SOURCE INFORMATION

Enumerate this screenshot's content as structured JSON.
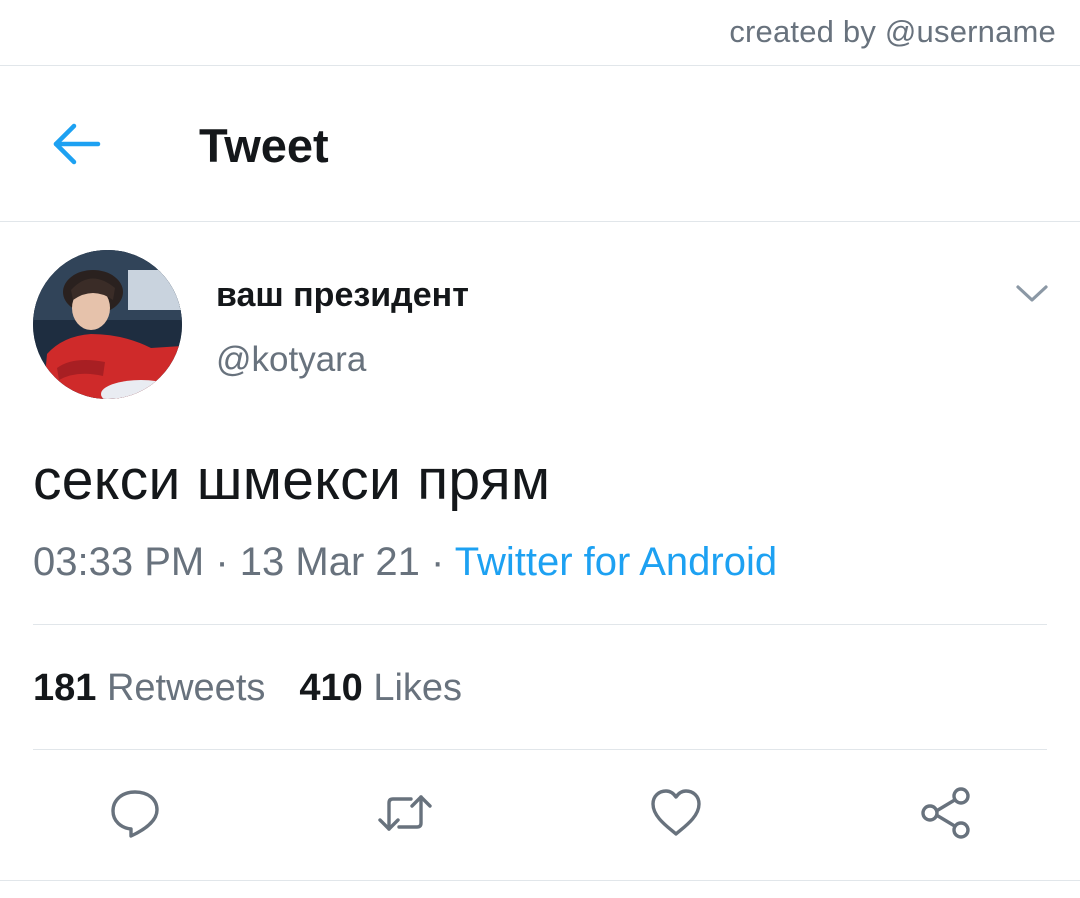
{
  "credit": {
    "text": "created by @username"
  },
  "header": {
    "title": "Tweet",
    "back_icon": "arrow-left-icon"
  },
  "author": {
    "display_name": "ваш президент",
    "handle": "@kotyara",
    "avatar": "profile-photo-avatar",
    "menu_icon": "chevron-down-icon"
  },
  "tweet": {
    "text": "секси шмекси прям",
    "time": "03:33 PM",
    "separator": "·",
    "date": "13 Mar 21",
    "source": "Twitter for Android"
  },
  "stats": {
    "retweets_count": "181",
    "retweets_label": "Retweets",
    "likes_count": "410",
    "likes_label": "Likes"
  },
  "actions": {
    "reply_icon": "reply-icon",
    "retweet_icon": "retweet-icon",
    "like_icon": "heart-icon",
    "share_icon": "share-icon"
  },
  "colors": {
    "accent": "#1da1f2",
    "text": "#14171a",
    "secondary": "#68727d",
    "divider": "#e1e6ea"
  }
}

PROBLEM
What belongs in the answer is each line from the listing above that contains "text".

ANSWER TO THIS EXERCISE
    "text": "created by @username"
    "text": "секси шмекси прям",
    "text": "#14171a",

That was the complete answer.